**INPUT MATERIAL:**
****************

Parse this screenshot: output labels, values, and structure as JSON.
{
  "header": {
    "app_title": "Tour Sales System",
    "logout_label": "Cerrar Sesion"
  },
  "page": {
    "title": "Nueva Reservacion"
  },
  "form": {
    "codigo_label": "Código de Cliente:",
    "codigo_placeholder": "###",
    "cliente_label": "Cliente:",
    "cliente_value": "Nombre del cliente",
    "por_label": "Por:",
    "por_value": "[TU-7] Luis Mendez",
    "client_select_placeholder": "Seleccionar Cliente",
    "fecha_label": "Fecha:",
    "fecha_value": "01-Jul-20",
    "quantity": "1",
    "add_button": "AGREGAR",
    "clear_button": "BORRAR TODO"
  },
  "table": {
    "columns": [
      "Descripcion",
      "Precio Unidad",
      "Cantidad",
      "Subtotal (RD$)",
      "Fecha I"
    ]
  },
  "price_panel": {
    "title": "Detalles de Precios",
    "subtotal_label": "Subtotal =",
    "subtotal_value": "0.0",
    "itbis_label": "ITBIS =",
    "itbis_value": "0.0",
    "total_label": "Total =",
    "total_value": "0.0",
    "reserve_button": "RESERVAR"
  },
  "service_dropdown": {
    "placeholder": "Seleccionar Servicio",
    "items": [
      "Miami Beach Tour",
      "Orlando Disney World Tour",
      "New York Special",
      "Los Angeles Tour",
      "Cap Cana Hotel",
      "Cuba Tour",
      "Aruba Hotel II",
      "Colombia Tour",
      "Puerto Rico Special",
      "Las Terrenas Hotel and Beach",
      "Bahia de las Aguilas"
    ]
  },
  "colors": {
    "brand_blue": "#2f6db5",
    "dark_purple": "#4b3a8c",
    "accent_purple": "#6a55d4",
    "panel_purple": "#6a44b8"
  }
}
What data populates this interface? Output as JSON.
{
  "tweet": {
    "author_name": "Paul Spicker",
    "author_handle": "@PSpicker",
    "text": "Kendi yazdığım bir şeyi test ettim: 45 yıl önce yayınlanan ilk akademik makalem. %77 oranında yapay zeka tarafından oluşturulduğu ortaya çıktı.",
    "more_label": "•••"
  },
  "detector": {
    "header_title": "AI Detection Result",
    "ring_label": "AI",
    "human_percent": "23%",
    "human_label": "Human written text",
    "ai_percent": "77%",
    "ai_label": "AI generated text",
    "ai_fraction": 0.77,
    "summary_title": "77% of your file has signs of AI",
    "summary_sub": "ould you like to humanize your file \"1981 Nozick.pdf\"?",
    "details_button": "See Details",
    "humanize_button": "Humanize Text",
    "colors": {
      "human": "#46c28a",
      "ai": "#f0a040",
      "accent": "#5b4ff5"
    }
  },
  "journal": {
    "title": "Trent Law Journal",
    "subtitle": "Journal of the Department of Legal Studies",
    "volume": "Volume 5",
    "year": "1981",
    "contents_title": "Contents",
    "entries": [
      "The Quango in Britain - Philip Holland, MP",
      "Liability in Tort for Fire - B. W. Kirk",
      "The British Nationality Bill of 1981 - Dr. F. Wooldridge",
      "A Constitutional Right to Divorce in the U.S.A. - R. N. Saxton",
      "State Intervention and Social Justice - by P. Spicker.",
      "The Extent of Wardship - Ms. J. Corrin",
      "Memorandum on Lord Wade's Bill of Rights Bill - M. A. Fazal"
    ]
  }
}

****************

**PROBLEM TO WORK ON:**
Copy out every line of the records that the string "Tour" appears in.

**TASK OUTPUT:**
    "app_title": "Tour Sales System",
      "Miami Beach Tour",
      "Orlando Disney World Tour",
      "Los Angeles Tour",
      "Cuba Tour",
      "Colombia Tour",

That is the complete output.